Reel Women: Why Jennifer Lawrence Is the Best Choice for Young Han SoloBritt Hayes |
With Lucasfilm and Disney making a standalone 'Star Wars' film focusing on the adventures of young Han Solo, we started thinking about the young actors that could possibly fill those shoes, and only one name made sense: Jennifer Lawrence. Too bad she's a woman.
First off, I'm not ridiculous -- I know Han Solo is/was/will always be a man. You can't write a story about young Han Solo and make him into a woman unless one of his early adventures included a trip to a sterile hospital facility planet for gender reassignment surgery, and Disney probably never wants to go there.

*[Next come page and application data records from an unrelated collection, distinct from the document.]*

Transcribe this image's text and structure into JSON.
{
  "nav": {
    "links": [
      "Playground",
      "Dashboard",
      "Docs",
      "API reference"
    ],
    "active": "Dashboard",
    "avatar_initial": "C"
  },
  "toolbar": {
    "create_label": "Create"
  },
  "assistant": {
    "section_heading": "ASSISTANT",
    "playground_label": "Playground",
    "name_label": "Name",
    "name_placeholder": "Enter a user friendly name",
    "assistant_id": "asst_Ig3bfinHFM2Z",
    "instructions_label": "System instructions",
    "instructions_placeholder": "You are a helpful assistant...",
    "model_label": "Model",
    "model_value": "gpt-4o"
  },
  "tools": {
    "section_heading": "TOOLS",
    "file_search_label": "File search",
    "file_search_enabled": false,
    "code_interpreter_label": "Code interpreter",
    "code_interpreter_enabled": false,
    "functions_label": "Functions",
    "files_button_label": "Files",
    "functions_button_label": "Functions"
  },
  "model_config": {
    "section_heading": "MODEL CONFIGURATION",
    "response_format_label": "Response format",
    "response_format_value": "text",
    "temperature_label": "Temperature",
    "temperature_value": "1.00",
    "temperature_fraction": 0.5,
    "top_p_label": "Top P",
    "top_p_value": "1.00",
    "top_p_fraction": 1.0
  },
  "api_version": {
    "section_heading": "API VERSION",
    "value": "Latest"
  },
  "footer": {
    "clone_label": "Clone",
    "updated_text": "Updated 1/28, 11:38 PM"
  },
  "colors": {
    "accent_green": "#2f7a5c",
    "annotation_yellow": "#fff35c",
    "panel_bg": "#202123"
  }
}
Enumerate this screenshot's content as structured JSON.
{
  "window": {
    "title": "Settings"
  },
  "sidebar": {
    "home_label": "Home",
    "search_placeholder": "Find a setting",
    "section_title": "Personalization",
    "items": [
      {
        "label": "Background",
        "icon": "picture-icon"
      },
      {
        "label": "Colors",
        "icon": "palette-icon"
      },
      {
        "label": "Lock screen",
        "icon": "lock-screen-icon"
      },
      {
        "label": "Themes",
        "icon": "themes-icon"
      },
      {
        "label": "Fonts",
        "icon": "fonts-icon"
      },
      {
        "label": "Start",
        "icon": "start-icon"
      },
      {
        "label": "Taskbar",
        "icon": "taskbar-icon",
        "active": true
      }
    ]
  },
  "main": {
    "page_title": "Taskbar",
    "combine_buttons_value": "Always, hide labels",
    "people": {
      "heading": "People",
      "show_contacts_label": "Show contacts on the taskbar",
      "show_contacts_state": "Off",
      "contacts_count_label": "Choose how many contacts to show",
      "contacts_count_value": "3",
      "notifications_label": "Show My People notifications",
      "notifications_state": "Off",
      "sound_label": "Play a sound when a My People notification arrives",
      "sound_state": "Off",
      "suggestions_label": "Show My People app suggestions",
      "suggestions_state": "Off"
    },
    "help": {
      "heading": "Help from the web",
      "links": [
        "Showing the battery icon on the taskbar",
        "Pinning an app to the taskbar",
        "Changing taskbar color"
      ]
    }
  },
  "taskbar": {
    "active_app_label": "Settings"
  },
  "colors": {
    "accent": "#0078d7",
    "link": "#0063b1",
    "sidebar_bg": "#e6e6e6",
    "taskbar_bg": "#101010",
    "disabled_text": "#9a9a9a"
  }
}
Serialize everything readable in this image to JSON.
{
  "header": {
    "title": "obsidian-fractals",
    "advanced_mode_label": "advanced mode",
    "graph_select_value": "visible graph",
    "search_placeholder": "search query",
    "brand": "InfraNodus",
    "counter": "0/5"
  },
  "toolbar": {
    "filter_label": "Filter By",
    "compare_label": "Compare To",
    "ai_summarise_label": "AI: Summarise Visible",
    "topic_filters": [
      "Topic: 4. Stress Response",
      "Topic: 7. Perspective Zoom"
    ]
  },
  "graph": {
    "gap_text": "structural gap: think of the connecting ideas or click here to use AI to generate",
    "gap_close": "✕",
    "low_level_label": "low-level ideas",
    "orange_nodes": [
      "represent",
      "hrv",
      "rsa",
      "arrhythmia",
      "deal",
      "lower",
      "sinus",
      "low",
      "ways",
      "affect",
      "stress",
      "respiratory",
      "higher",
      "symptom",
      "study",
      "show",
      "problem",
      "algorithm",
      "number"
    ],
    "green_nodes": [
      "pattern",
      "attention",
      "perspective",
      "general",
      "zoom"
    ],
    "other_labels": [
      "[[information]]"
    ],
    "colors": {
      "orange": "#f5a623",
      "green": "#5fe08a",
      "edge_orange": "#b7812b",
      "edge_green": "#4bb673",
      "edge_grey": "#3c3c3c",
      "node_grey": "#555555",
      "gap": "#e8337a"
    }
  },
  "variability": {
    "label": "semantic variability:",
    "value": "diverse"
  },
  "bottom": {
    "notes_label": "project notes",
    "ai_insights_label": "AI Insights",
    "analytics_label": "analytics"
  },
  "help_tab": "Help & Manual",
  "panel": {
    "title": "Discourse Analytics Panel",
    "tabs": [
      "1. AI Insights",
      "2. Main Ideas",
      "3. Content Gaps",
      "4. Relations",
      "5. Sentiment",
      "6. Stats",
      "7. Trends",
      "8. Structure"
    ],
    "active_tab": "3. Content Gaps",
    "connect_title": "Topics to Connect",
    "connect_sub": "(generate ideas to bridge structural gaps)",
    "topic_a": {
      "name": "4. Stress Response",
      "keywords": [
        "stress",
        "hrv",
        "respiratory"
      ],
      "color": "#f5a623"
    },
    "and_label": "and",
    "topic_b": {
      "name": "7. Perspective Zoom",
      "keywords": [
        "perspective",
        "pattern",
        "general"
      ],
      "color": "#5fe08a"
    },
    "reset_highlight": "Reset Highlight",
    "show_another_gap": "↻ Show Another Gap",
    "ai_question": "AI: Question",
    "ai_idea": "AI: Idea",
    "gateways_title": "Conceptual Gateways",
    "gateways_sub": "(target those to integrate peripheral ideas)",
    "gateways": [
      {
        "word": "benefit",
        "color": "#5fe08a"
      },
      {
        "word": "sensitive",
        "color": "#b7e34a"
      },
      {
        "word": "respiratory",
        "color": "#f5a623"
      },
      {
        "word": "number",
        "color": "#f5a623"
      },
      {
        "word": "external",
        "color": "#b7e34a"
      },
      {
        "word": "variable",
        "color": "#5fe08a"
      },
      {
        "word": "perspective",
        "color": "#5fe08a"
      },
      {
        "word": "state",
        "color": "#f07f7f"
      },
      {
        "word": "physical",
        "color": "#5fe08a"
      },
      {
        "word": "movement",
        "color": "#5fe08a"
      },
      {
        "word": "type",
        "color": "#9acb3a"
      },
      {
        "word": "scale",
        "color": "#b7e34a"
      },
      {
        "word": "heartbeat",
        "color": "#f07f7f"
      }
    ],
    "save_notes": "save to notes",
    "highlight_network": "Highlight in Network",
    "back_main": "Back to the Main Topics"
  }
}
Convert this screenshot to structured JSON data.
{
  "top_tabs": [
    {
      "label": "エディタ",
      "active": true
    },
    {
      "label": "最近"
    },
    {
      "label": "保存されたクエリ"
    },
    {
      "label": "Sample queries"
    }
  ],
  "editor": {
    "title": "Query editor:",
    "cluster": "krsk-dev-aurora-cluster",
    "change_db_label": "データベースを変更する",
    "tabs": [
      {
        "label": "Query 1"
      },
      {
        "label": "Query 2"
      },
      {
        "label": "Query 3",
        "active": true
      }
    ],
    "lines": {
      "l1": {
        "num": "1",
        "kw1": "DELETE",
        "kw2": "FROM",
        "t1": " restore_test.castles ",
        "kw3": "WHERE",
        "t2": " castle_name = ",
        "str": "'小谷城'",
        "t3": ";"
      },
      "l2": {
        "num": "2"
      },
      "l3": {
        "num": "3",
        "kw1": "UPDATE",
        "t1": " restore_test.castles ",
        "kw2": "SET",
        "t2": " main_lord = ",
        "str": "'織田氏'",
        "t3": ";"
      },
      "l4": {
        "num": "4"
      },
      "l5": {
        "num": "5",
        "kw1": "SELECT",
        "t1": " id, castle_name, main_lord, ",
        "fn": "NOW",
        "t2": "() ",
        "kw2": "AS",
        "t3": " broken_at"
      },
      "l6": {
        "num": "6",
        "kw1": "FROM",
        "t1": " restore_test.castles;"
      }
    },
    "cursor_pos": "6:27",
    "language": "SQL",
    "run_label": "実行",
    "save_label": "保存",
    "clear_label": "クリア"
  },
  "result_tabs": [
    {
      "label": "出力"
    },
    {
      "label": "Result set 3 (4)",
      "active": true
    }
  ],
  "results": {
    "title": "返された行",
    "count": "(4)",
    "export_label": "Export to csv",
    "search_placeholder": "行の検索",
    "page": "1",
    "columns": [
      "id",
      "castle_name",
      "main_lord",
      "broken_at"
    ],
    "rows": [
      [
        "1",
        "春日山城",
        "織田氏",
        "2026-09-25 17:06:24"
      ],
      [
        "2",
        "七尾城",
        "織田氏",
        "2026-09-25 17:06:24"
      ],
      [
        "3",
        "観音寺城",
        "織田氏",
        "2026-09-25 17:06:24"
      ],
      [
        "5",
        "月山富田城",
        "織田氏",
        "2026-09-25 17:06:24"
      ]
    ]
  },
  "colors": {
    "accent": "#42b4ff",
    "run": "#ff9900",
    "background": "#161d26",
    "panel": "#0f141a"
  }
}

But here's the thing, when I think about all the male actors under 30 who are aged appropriately to play a young Han Solo, none of them seem right for the part. Josh Hutcherson, Nicholas Hoult, Chris Hemsworth (or Liam, even) , Aaron Johnson, Zac Efron, Anton Yelchin, Logan Lerman, Shia LaBeouf, Alex Pettyfer, et al. -- none of these guys are right for a young Han Solo. Most of them are too feminine to play the part, and that's not an accusation or a complaint, but it's just how things have been shifting in recent years. We've been attracted to more sensitive leading men in recent years -- tastes evolve over time. Some of the names on that list are the opposite of feminine, like Chris and Liam Hemsworth, but those Hemsworth fellas are a bit too gruff and one-dimensional.
Han Solo has swagger. He's witty, sarcastic, quick-thinking, and adventurous. He has a wry smile and he's awfully full of himself for good reason. He's mischievous and daring and masculine without being muscle-headed. Every lady wanted to be with him and every guy wanted to be him. There's only one actor under 30 who I think could play Han Solo with the same je ne sais quois of Harrison Ford, and that's Jennifer Lawrence.
Not only is she athletic enough to run from bad guys, but she can convincingly wield weapons in a way that feels like someone might actually get hurt. Her roles are often women who are confident (bordering on cocky), determined, quick-witted, and smart, and she can lob one-liners like no one's business. She has that mischievous twinkle in her eye, just like Harrison Ford's Han Solo. Her resilience in 'Winter's Bone,' her action heroine antics in 'The Hunger Games,' and her witty banter with Bradley Cooper in 'Silver Linings Playbook' combined could make for an excellent intergalactic hero in the vein of young Han Solo.
It's just too bad that Han is a man and history can't be rewritten (no matter what that other intergalactic traveler 'Doctor Who' tells us). Lawrence's demeanor combines both feminine and masculine traits, most likely owing to her Kentucky upbringing. She's no-nonsense in interviews and has quickly become one of America's favorite young actors, saying what's on her mind and being honest to what most of us (or at least most publicists) would consider a fault. The woman has swagger -- there's just no other word for it. And swagger is a term we strongly identify with men, yet this young woman clearly possesses that masculine quality in a way that's uniquely feminine.
But her male peers don't have that same appeal -- the only other actors close to her age group that have swagger are Ryan Gosling and Chris Evans, and neither of them could play a young Han Solo because they're just a little too old and a little too Aryan.
Can we throw a Rule 63 down here? If you're not aware, Rule 63 is an internet rule that states that for every fictional character there exists an equal, opposite-gender counterpart. This is why it's cool to see guys cosplay as male versions of female comic book characters and vice-versa. It would be amazing if Disney and Lucasfilm decided to gender-swap Han Solo -- and yeah, we all know Han was a guy in the old 'Star Wars' movies, but wouldn't it be cool if they could just make Han a woman without having to address the fans like they're talking to children? In an ideal world, young Han Solo could be a woman, and we wouldn't say anything about it because we'd just accept that it was really, really f---ing cool.